“Nearly 20 years of scramjet propulsion research and development have come to fruition to significantly advance our nation’s weapon capabilities.”
This joint project between Raytheon Missiles & Defense and Northrop Grumman commenced in 2019 with the objective of developing, producing and integrating Northrop Grumman’s scramjet engines onto Raytheon’s air-breathing hypersonic weapons.
This latest flight test comes just weeks after the primes secured a firm fixed price other transaction (OT) agreement modification by the Missile Defense Agency (MDA), enabling the companies to continue their development of the Glide Phase Interceptor (GPI) system.
The GPI capability, which forms part of the MDA’s regional hypersonic missile defence program, is expected to enhance deterrence and defences against hypersonic missile threats.

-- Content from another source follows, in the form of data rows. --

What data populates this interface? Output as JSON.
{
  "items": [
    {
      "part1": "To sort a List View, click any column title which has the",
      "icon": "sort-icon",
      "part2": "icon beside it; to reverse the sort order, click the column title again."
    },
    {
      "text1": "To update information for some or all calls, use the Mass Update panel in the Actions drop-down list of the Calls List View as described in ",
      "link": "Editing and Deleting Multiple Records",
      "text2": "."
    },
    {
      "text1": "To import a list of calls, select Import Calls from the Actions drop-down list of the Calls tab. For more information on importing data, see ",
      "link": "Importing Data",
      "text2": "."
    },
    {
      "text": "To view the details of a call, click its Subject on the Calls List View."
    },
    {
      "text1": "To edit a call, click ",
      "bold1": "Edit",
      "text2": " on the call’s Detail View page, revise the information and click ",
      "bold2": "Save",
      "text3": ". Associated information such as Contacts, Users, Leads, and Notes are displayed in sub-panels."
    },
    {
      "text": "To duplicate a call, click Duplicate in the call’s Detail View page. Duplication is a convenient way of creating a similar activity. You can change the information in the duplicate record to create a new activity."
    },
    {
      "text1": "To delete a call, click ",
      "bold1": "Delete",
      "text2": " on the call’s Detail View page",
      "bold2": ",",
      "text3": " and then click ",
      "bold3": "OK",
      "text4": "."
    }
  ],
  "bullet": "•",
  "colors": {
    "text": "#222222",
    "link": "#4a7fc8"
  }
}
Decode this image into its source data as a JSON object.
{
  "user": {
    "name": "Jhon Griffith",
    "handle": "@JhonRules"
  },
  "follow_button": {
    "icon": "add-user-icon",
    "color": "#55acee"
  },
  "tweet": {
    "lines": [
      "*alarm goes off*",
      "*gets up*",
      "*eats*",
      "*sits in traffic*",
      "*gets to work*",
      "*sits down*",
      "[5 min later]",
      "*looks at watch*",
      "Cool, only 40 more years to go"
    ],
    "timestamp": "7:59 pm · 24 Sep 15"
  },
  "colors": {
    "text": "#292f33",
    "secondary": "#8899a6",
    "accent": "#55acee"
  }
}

The contract modification builds on the initial 2021 award, which entailed an accelerated concept design for a GPI prototype.